Friend of Sinners

Torah Reading: Toldot (Genesis 25:19-28:9)
Gospel Reading: Romans 5:6-11
Commentary by: Matthew Day

Jacob and Esau — It’s a classic story that has been preached on so many times, I have to wonder what I can really add to the conversation. You have the familiar theme of the stronger serving the weaker which plays into Yeshua’s upside down kingdom. You also have the importance of valuing the birthright because what gain is there in selling your soul for the world?

You kinda gotta feel sorry for Esau. I mean, what kind of brother demands your inheritance for a bowl of soup? Imagine one of your children made such a deal with their older sibling. Would you honor it? Today I believe we call that extortion. And then there’s the whole ordeal with the blessing. No amount of Scriptural gymnastics can get you out of the fact that Jacob basically stole the blessing from his older brother. In fact, if you follow the story into the following portions, you see Jacob ends up reaping what he sowed (Laban turns out to be quite a trickster as well).

It’s not hard to see why Esau was angry. It’s harder to see how God could be okay with all this, especially starting His chosen nation this way. How do we justify this? Perhaps we don’t. We like to hold up Bible characters as these amazing examples of virtue and character, but the truth is they were broken. Abraham doubted. Jacob deceived. Moses let his pride get the better of him. David let his heart wander. When Jesus enters this unfolding story, He enters a story that is truly and fully human.

Paul tells us in Romans 5, “For while we were still weak, at the right time Christ died for the ungodly. For one will scarcely die for a righteous person — though perhaps for a good person one would dare even to die — but God shows His love for us in that while we were still sinners, Christ died for us.” We just saw this play out with Jacob. Before he was even born, God chose Him. Through his life, he made mistakes. He sinned, obtaining the birthright and the blessing through deception and trickery. Yet, God still chose Him to be the father of Israel.

God did not leave him there, however. Look back at the list of Bible characters above. Abraham, the father of faith, doubted. Moses, the most humble man on earth, let his pride get to him. David, the man after God’s own heart, let his heart wander. Solomon, wisest man on the planet, did something pretty stupid. In each case, we see God working through their flaws. God’s strength shows through our weakness (2 Cor. 12:9).

Jacob wrestled with his brother, wrestled with Laban, and finally wrestled with God. His struggle wasn’t always done right, but God took something good out of it, namely Jacob’s determination and relentless pursuit of what he valued most, and transformed it for His glory. Jacob becomes Israel — he who struggled with man and God, and prevailed.

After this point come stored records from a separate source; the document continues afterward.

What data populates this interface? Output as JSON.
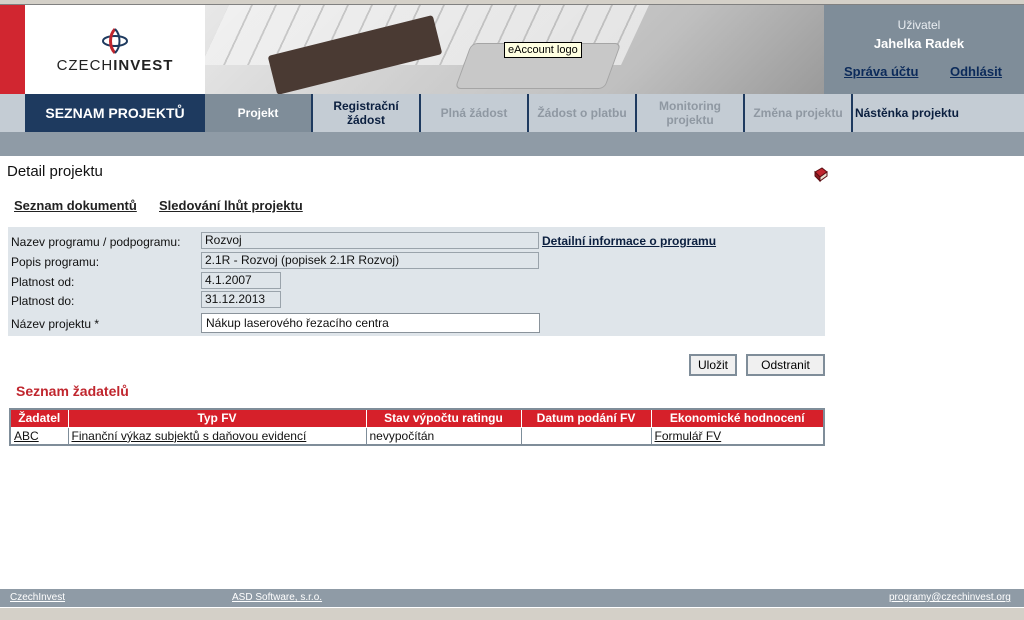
{
  "header": {
    "logo_text_light": "CZECH",
    "logo_text_bold": "INVEST",
    "tooltip": "eAccount logo",
    "user_label": "Uživatel",
    "user_name": "Jahelka Radek",
    "account_link": "Správa účtu",
    "logout_link": "Odhlásit"
  },
  "nav": {
    "main": "SEZNAM PROJEKTŮ",
    "tabs": [
      {
        "label": "Projekt",
        "state": "active"
      },
      {
        "label": "Registrační žádost",
        "state": "enabled"
      },
      {
        "label": "Plná žádost",
        "state": "disabled"
      },
      {
        "label": "Žádost o platbu",
        "state": "disabled"
      },
      {
        "label": "Monitoring projektu",
        "state": "disabled"
      },
      {
        "label": "Změna projektu",
        "state": "disabled"
      },
      {
        "label": "Nástěnka projektu",
        "state": "enabled"
      }
    ]
  },
  "page": {
    "title": "Detail projektu",
    "links": [
      "Seznam dokumentů",
      "Sledování lhůt projektu"
    ]
  },
  "form": {
    "program_label": "Nazev programu / podpogramu:",
    "program_value": "Rozvoj",
    "program_link": "Detailní informace o programu",
    "desc_label": "Popis programu:",
    "desc_value": "2.1R - Rozvoj (popisek 2.1R Rozvoj)",
    "from_label": "Platnost od:",
    "from_value": "4.1.2007",
    "to_label": "Platnost do:",
    "to_value": "31.12.2013",
    "name_label": "Název projektu *",
    "name_value": "Nákup laserového řezacího centra"
  },
  "buttons": {
    "save": "Uložit",
    "remove": "Odstranit"
  },
  "applicants": {
    "title": "Seznam žadatelů",
    "columns": [
      "Žadatel",
      "Typ FV",
      "Stav výpočtu ratingu",
      "Datum podání FV",
      "Ekonomické hodnocení"
    ],
    "rows": [
      [
        "ABC",
        "Finanční výkaz subjektů s daňovou evidencí",
        "nevypočítán",
        "",
        "Formulář FV"
      ]
    ]
  },
  "footer": {
    "left": "CzechInvest",
    "middle": "ASD Software, s.r.o.",
    "right": "programy@czechinvest.org"
  },
  "colors": {
    "brand_red": "#d12630",
    "nav_dark": "#1e3a5f",
    "panel": "#dfe5ea"
  }
}
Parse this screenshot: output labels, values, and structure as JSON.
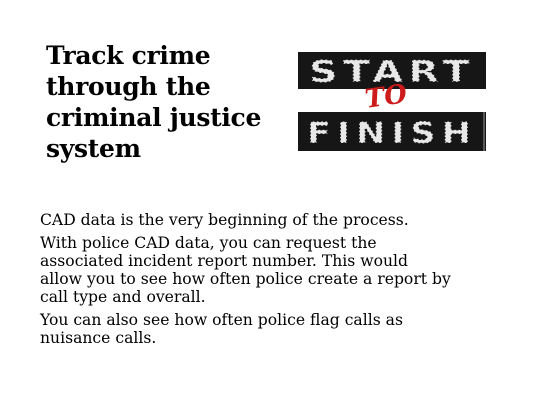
{
  "slide": {
    "title_lines": [
      "Track crime",
      "through the",
      "criminal justice",
      "system"
    ],
    "image": {
      "word_top": "START",
      "word_middle": "TO",
      "word_bottom": "FINISH",
      "colors": {
        "stripe": "#161616",
        "paint": "#e8e8e8",
        "accent": "#cc1b1b"
      }
    },
    "paragraphs": [
      {
        "lines": [
          "CAD data is the very beginning of the process."
        ]
      },
      {
        "lines": [
          "With police CAD data, you can request the",
          "associated incident report number. This would",
          "allow you to see how often police create a report by",
          "call type and overall."
        ]
      },
      {
        "lines": [
          "You can also see how often police flag calls as",
          "nuisance calls."
        ]
      }
    ]
  }
}
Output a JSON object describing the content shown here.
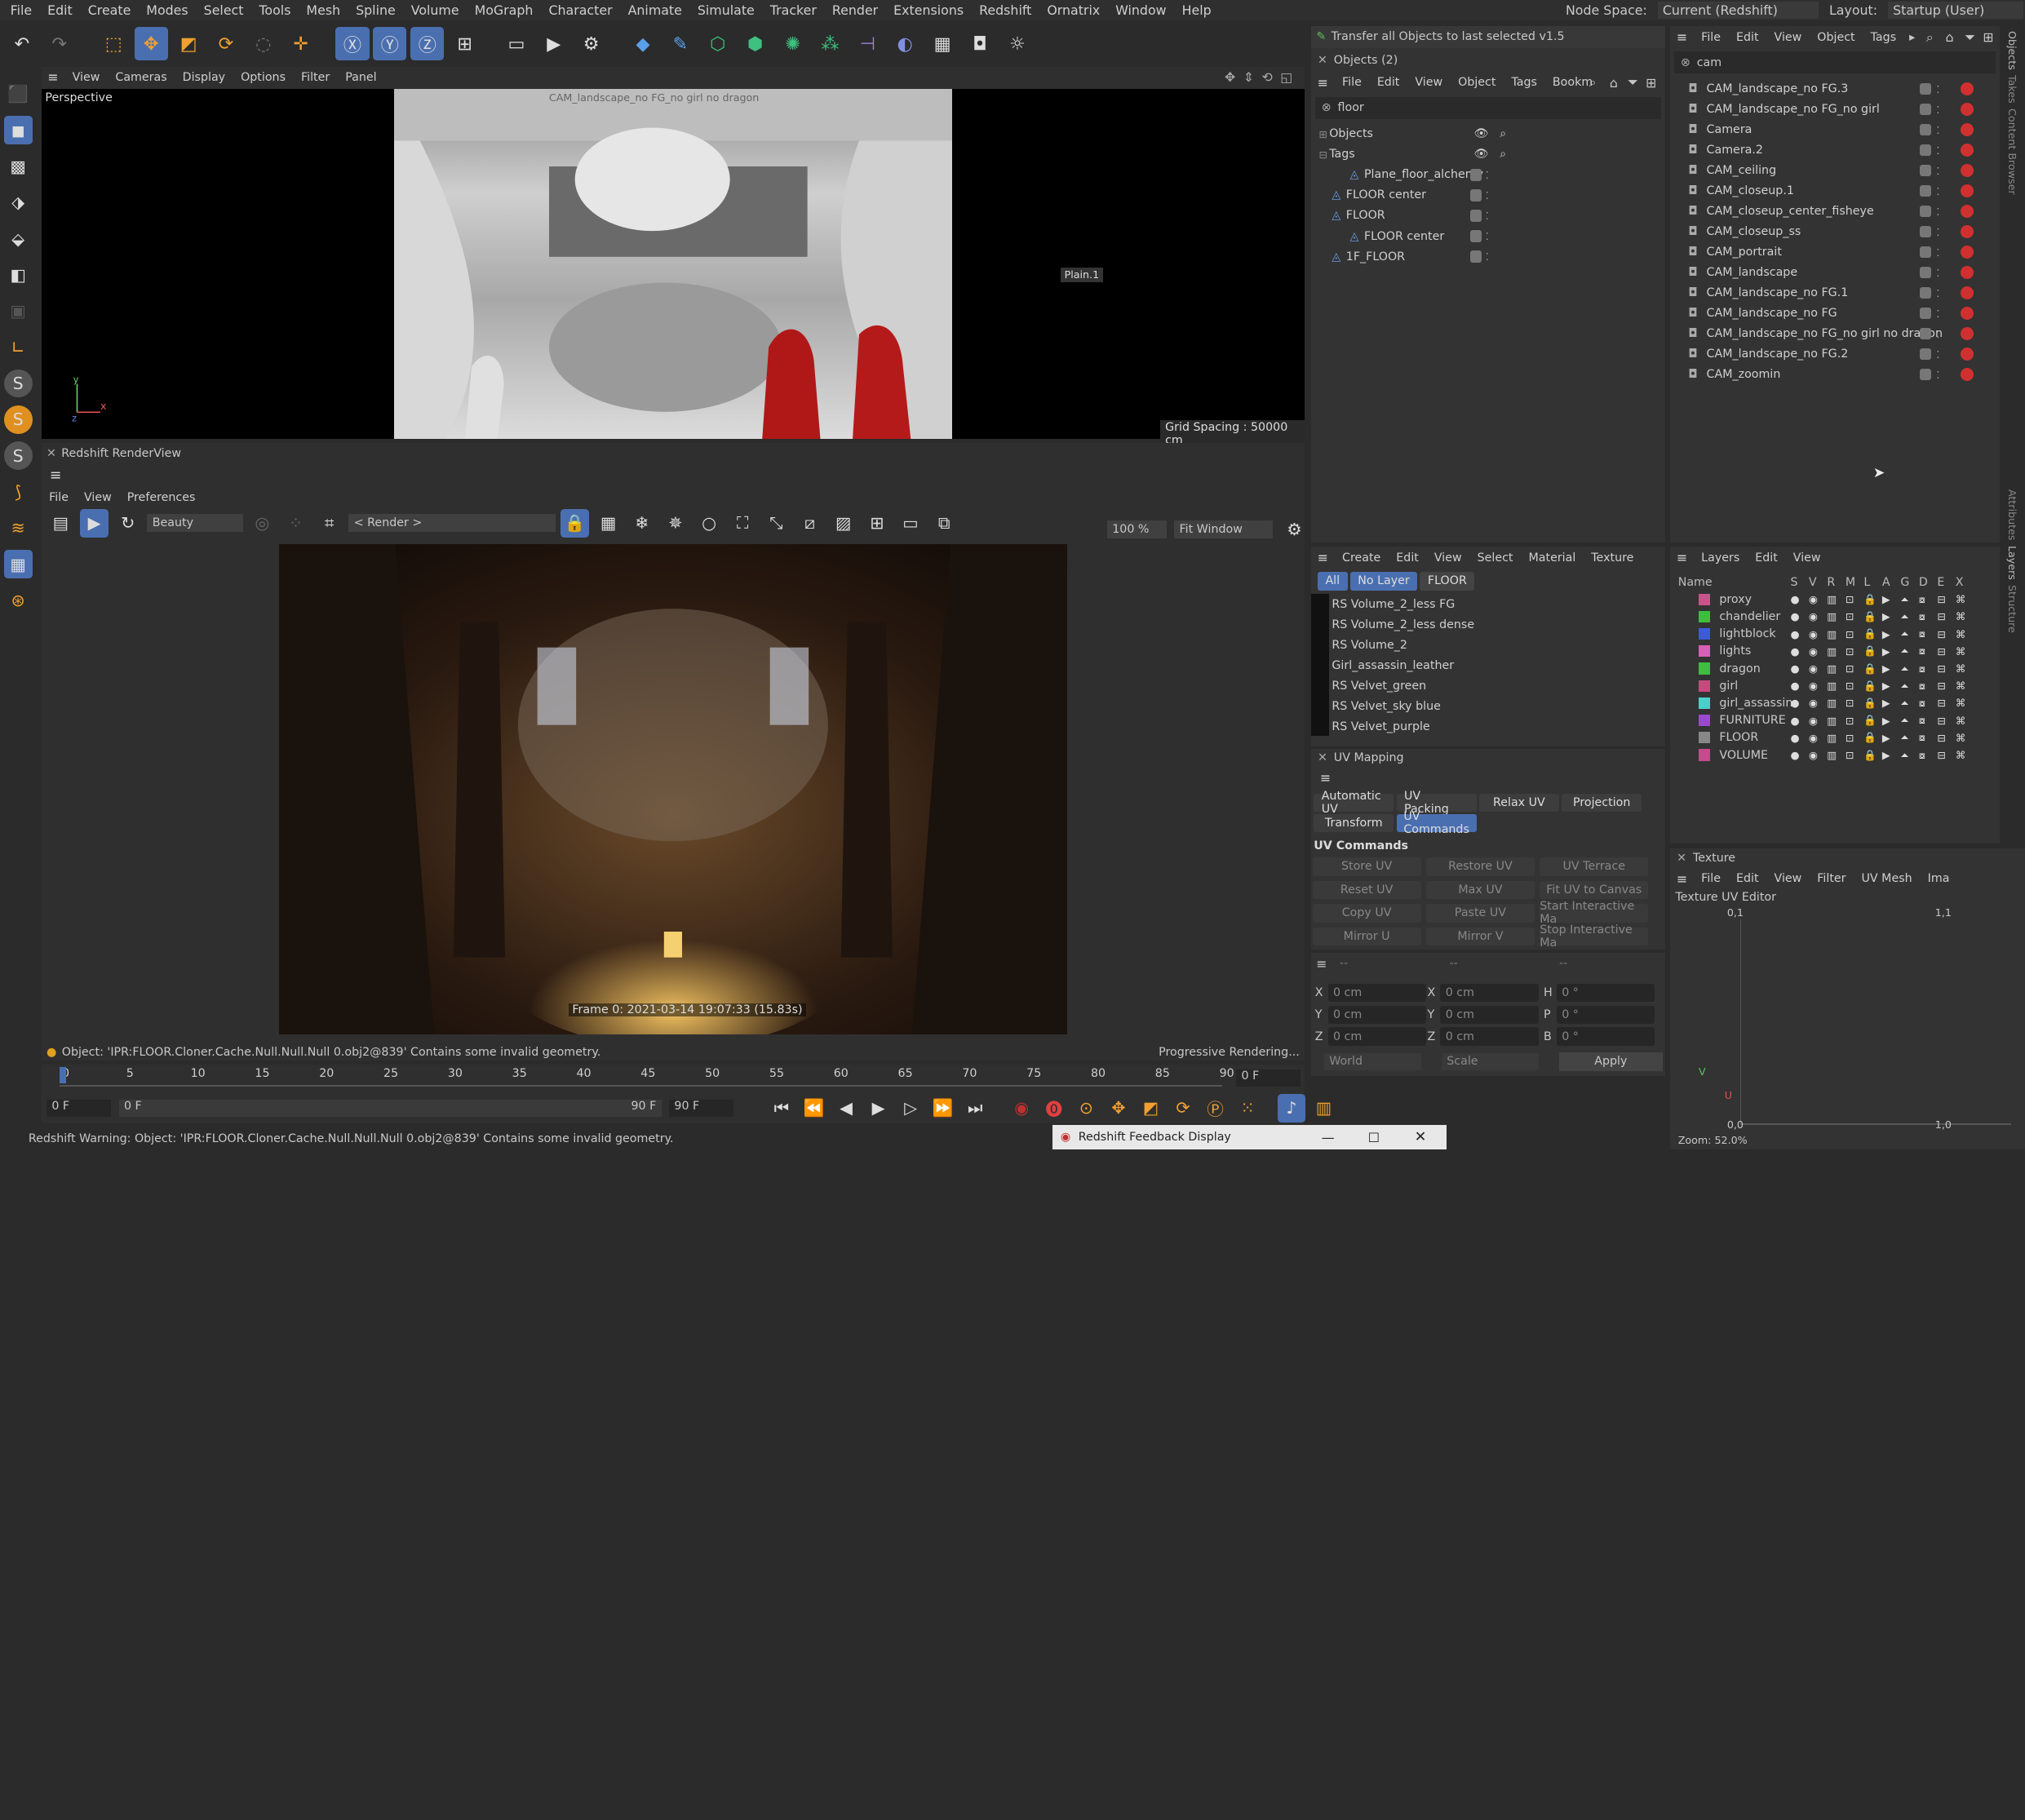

That is the work God is doing in each of us. We are sinners. We are broken and weak. Even so, God pours out His love over us. He chooses us to be a part of His plan. He enters our story and suffers for our sake. So that we might be transformed, molded into the image of our Creator and Redeemer. This is good news, indeed.